● Input

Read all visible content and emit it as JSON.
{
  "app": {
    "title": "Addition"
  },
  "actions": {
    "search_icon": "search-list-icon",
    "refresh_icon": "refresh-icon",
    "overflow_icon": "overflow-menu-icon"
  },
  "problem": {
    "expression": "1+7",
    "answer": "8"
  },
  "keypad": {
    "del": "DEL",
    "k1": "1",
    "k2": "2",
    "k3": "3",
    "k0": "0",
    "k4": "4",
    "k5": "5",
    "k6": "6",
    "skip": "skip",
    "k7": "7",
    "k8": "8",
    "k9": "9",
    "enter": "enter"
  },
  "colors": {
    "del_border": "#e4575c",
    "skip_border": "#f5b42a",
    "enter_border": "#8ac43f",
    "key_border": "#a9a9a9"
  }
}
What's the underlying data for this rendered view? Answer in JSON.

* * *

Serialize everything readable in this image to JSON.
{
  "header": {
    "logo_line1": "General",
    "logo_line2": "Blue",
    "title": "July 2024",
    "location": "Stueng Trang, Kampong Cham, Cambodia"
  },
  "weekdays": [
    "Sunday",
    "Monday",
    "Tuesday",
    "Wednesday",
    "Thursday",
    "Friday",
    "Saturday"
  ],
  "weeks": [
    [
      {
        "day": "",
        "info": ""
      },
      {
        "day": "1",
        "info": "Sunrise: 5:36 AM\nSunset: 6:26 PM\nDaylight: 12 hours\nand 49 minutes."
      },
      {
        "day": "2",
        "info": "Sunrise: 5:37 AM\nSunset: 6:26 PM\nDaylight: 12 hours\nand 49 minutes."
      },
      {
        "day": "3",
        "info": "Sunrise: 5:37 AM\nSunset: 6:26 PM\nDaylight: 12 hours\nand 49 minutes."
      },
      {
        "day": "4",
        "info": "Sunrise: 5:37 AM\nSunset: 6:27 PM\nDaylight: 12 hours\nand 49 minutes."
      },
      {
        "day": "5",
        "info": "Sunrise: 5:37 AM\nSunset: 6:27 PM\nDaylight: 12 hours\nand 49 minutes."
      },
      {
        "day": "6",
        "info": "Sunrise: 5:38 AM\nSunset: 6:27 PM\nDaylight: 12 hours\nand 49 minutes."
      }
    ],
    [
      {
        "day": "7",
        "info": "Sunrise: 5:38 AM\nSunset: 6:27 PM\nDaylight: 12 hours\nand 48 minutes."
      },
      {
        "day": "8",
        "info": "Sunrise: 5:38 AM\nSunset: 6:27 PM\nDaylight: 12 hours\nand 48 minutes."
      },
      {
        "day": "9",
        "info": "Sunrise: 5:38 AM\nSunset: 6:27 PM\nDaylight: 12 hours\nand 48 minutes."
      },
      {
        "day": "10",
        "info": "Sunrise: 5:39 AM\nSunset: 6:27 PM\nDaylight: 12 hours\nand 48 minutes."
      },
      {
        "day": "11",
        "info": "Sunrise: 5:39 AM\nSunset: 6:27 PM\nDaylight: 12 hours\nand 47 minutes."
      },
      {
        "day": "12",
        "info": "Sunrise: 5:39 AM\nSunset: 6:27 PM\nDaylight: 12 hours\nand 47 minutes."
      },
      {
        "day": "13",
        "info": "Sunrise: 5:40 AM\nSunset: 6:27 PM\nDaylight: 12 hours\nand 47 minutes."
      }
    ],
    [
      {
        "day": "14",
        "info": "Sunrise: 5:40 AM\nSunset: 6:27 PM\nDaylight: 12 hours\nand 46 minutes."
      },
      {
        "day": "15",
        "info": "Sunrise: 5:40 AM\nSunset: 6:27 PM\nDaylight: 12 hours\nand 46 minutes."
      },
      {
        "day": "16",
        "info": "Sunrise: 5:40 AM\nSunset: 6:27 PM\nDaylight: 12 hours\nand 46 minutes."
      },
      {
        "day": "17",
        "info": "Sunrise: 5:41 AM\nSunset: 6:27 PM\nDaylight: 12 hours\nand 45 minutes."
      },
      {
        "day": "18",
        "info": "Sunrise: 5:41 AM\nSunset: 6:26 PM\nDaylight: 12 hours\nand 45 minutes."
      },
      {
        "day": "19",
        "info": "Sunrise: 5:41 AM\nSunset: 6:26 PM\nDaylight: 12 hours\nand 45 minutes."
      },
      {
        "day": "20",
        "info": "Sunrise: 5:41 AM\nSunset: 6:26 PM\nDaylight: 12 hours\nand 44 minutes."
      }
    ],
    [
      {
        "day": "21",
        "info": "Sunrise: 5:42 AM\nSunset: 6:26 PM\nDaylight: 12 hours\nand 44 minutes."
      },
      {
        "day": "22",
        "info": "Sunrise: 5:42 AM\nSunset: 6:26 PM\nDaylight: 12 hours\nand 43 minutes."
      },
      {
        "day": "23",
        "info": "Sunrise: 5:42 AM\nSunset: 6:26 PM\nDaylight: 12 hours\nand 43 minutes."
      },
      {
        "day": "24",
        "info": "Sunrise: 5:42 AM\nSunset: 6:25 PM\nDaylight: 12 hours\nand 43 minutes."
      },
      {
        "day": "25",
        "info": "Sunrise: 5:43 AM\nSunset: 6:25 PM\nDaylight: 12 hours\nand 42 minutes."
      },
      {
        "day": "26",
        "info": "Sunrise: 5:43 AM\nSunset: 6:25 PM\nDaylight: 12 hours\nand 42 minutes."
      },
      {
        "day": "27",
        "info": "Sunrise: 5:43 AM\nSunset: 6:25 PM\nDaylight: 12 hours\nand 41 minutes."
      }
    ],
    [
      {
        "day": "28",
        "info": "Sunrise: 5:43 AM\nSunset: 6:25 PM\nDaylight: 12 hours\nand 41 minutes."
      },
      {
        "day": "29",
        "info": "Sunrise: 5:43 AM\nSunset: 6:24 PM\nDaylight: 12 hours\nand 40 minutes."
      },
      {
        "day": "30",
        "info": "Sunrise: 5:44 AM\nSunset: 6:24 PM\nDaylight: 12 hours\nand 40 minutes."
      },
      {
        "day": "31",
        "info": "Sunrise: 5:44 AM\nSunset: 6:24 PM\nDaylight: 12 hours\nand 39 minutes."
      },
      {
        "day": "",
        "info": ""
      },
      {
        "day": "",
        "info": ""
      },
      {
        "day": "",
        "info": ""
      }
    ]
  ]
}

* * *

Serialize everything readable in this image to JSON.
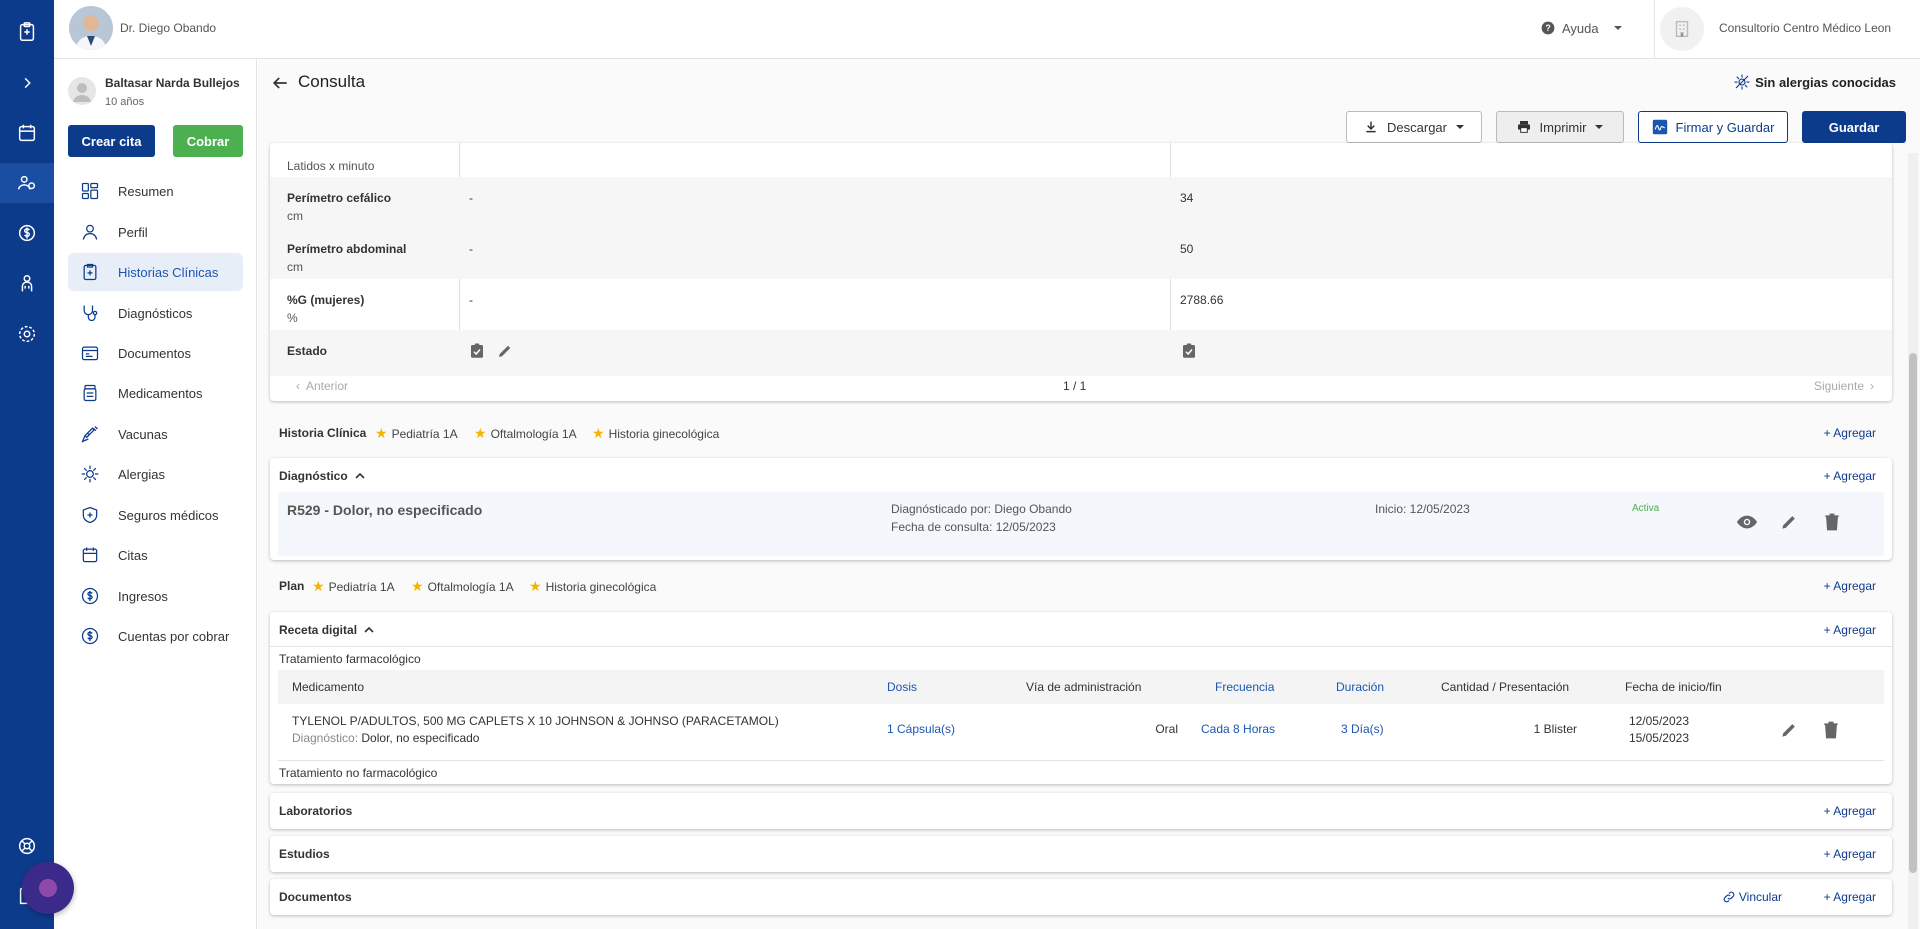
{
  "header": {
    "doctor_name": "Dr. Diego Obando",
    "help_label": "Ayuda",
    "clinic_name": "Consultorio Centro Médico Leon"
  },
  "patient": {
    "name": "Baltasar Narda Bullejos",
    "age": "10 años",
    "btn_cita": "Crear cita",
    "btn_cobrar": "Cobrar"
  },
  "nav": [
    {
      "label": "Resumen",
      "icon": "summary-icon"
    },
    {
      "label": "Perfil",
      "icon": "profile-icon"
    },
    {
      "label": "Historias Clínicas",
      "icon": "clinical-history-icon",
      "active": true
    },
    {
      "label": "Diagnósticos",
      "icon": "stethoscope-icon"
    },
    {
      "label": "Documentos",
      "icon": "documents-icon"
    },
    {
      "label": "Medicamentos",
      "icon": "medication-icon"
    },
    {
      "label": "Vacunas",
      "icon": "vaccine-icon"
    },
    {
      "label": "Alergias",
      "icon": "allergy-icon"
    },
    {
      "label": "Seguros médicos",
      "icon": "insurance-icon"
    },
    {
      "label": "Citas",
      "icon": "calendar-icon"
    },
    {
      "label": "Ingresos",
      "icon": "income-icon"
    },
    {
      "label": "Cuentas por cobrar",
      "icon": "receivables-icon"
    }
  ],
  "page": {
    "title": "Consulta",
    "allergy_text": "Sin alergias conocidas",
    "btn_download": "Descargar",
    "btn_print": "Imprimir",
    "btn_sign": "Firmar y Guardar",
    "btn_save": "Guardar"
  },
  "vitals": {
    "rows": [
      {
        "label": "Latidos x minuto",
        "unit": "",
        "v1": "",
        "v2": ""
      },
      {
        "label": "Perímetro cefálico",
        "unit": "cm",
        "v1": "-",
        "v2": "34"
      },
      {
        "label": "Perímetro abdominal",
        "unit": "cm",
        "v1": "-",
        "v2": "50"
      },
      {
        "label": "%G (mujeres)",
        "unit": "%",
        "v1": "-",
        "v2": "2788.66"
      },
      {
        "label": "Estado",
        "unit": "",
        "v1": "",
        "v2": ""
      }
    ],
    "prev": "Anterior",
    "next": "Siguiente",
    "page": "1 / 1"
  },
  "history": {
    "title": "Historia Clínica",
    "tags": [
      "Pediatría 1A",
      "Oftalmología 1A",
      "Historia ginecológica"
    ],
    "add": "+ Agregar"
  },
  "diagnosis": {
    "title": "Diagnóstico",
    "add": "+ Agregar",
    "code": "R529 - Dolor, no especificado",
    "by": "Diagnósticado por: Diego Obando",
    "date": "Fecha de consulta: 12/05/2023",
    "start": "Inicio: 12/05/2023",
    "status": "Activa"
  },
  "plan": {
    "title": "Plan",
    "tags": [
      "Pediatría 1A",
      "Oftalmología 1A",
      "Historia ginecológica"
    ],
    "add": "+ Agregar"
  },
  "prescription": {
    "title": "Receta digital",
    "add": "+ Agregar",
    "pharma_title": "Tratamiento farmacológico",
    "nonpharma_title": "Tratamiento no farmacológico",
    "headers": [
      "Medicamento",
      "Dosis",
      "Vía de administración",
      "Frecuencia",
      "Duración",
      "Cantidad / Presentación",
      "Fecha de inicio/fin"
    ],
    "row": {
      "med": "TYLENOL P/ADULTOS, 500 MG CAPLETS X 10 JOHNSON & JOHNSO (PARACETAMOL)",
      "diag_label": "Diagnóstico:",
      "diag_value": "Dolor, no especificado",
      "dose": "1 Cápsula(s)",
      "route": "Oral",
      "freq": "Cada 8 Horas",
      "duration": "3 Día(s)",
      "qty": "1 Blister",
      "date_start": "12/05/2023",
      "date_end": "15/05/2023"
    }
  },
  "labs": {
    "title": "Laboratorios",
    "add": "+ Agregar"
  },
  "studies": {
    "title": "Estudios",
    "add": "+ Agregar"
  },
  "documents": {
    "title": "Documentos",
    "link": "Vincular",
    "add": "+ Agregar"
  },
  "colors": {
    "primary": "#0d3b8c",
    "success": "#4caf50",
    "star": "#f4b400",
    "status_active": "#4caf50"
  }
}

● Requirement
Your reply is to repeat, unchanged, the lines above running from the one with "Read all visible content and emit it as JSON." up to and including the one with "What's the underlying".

● Output
Read all visible content and emit it as JSON.
{
  "app": {
    "title": "Addition"
  },
  "actions": {
    "search_icon": "search-list-icon",
    "refresh_icon": "refresh-icon",
    "overflow_icon": "overflow-menu-icon"
  },
  "problem": {
    "expression": "1+7",
    "answer": "8"
  },
  "keypad": {
    "del": "DEL",
    "k1": "1",
    "k2": "2",
    "k3": "3",
    "k0": "0",
    "k4": "4",
    "k5": "5",
    "k6": "6",
    "skip": "skip",
    "k7": "7",
    "k8": "8",
    "k9": "9",
    "enter": "enter"
  },
  "colors": {
    "del_border": "#e4575c",
    "skip_border": "#f5b42a",
    "enter_border": "#8ac43f",
    "key_border": "#a9a9a9"
  }
}
What's the underlying data for this rendered view? Answer in JSON.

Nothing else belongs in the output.